# INFORMATION PROVIDED:
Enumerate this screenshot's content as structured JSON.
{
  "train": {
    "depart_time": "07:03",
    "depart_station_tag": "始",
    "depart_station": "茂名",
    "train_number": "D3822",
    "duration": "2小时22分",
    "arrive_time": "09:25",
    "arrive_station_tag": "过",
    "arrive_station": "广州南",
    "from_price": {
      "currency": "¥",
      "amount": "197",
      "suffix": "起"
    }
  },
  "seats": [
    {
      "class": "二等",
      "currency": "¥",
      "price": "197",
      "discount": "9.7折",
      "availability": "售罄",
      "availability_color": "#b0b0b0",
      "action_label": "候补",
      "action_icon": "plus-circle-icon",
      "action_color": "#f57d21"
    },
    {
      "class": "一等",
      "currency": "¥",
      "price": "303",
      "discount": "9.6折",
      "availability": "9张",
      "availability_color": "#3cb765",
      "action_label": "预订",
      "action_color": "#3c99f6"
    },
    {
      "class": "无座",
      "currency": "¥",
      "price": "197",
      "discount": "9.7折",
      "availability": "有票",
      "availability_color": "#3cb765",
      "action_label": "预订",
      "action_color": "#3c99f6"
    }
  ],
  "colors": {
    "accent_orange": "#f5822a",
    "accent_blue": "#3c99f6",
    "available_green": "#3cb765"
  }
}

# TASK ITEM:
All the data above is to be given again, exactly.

# PROBLEM SOLUTION:
Enumerate this screenshot's content as structured JSON.
{
  "train": {
    "depart_time": "07:03",
    "depart_station_tag": "始",
    "depart_station": "茂名",
    "train_number": "D3822",
    "duration": "2小时22分",
    "arrive_time": "09:25",
    "arrive_station_tag": "过",
    "arrive_station": "广州南",
    "from_price": {
      "currency": "¥",
      "amount": "197",
      "suffix": "起"
    }
  },
  "seats": [
    {
      "class": "二等",
      "currency": "¥",
      "price": "197",
      "discount": "9.7折",
      "availability": "售罄",
      "availability_color": "#b0b0b0",
      "action_label": "候补",
      "action_icon": "plus-circle-icon",
      "action_color": "#f57d21"
    },
    {
      "class": "一等",
      "currency": "¥",
      "price": "303",
      "discount": "9.6折",
      "availability": "9张",
      "availability_color": "#3cb765",
      "action_label": "预订",
      "action_color": "#3c99f6"
    },
    {
      "class": "无座",
      "currency": "¥",
      "price": "197",
      "discount": "9.7折",
      "availability": "有票",
      "availability_color": "#3cb765",
      "action_label": "预订",
      "action_color": "#3c99f6"
    }
  ],
  "colors": {
    "accent_orange": "#f5822a",
    "accent_blue": "#3c99f6",
    "available_green": "#3cb765"
  }
}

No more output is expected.